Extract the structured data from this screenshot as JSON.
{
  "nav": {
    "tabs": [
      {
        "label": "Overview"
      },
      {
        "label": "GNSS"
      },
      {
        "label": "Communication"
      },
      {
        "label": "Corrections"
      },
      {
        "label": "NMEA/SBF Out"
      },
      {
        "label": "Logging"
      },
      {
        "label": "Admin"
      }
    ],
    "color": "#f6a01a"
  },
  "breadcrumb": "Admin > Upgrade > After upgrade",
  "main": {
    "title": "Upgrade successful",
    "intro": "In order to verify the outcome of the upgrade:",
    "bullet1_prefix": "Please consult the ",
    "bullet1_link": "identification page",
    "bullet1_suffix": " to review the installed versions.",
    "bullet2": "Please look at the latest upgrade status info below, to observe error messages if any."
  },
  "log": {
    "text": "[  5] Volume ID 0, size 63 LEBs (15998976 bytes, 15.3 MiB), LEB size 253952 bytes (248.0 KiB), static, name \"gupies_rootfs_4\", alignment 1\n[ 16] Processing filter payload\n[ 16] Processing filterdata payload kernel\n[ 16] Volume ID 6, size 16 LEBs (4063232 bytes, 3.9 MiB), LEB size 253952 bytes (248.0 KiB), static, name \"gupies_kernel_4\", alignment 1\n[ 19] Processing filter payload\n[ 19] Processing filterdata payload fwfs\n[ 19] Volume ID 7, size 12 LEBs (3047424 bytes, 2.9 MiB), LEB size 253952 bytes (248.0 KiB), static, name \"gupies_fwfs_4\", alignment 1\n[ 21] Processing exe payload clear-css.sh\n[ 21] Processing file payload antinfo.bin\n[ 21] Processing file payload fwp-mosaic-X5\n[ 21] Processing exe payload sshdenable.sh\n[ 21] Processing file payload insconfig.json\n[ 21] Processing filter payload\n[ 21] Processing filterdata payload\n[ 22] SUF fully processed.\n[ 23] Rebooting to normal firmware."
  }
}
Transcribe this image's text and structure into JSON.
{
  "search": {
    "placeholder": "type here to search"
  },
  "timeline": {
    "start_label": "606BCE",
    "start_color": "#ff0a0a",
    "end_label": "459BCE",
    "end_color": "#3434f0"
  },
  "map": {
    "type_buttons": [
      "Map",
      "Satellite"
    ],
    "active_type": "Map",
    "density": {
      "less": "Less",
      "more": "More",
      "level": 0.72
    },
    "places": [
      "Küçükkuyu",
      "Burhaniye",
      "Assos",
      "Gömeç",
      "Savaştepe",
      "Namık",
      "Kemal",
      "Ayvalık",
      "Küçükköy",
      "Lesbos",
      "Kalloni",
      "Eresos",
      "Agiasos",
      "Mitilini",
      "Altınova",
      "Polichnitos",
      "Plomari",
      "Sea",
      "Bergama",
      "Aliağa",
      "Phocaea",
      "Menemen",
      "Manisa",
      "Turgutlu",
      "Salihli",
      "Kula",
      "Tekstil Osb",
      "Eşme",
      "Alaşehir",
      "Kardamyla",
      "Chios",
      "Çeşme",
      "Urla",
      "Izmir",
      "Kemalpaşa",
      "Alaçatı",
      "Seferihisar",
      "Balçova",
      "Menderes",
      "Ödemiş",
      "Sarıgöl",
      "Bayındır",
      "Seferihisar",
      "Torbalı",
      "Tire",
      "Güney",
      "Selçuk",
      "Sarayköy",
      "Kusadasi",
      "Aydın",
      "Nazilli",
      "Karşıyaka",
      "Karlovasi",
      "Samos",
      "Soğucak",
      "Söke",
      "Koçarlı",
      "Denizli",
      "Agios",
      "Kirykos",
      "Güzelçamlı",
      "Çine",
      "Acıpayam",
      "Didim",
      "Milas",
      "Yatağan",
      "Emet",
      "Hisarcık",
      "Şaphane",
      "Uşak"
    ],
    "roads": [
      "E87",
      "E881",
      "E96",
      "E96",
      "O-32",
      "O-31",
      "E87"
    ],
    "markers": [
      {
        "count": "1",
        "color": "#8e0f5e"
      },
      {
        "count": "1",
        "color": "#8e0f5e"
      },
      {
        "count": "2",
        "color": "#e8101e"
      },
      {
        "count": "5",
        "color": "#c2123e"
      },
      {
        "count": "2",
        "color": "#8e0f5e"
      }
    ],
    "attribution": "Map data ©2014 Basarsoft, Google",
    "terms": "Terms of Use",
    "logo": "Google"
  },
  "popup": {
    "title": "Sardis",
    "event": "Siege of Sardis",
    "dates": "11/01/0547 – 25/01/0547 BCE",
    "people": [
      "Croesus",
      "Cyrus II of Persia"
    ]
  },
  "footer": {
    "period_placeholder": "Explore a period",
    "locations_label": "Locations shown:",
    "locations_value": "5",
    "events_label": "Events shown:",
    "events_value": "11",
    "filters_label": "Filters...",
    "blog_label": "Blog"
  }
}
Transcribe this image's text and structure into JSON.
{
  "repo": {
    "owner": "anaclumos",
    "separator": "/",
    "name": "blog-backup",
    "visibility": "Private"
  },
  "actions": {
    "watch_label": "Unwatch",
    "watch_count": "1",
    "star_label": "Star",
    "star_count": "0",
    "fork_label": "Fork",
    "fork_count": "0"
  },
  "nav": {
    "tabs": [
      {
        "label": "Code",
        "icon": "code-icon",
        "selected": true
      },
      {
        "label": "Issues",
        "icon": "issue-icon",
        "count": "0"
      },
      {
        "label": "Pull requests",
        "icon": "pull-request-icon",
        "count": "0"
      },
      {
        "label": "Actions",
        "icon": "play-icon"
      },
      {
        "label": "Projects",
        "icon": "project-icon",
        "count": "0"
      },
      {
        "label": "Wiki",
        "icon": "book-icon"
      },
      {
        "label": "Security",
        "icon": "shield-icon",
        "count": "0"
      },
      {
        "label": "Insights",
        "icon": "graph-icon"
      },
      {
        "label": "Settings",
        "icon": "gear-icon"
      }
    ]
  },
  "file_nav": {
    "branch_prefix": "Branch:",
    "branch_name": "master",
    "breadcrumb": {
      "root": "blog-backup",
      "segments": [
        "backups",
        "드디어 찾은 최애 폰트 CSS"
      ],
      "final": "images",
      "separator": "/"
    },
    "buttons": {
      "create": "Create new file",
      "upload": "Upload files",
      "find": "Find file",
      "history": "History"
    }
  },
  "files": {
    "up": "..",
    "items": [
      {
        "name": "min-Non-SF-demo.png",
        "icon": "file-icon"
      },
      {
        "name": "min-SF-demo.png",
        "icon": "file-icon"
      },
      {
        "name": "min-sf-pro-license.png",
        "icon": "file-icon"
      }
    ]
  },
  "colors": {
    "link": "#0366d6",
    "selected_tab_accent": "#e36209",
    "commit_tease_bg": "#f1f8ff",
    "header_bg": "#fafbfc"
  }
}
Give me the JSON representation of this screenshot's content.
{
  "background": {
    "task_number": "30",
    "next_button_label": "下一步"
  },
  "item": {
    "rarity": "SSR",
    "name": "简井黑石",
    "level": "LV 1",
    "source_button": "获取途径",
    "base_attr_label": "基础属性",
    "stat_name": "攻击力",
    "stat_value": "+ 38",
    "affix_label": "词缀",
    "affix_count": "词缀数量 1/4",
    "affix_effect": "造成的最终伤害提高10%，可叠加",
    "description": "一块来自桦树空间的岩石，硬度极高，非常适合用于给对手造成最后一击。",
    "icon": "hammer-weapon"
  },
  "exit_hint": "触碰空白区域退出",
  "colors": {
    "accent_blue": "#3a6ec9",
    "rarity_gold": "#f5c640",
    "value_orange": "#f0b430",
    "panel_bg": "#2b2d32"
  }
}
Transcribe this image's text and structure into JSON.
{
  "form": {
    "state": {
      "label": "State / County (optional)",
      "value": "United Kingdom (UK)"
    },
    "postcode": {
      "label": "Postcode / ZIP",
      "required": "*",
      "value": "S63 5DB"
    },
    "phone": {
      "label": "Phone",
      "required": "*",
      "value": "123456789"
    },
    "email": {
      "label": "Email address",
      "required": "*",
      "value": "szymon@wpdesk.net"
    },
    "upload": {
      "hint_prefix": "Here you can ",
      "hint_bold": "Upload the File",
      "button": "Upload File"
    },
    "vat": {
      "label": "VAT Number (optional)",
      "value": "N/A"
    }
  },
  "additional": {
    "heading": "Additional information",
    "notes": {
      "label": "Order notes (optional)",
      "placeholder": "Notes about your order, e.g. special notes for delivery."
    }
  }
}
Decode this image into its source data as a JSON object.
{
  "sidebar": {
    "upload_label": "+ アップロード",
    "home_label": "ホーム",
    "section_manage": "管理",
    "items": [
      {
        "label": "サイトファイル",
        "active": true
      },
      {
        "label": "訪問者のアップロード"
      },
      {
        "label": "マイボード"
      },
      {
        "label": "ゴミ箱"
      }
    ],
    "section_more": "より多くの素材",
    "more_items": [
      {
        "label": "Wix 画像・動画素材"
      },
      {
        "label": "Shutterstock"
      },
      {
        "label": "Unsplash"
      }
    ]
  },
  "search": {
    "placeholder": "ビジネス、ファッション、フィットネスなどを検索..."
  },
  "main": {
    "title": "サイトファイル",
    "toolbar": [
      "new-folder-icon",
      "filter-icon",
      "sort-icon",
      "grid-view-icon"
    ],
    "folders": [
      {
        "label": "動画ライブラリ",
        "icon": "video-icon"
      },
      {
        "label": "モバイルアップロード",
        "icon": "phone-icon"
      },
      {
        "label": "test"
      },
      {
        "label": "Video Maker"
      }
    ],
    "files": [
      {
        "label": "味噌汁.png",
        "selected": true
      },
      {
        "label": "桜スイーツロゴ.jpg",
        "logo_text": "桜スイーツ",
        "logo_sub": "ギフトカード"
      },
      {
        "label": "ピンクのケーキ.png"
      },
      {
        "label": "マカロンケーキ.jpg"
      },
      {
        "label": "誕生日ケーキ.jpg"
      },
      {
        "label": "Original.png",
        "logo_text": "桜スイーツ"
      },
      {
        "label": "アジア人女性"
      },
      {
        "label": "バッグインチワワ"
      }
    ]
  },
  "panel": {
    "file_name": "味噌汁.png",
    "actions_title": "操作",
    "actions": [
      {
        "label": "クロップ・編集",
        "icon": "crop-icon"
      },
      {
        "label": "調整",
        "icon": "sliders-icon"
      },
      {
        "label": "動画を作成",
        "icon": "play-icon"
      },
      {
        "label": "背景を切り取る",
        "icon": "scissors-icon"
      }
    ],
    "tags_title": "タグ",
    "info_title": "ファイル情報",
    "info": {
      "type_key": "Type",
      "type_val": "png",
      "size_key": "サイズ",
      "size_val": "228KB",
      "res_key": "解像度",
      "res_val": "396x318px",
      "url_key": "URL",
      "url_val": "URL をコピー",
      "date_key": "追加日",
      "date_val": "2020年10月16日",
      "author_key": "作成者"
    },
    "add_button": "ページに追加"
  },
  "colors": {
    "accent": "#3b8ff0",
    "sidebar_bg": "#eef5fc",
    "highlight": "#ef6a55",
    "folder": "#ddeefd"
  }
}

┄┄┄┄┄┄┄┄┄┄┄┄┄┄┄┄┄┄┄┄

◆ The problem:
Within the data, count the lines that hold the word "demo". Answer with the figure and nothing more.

◆ Answer to this exercise:
2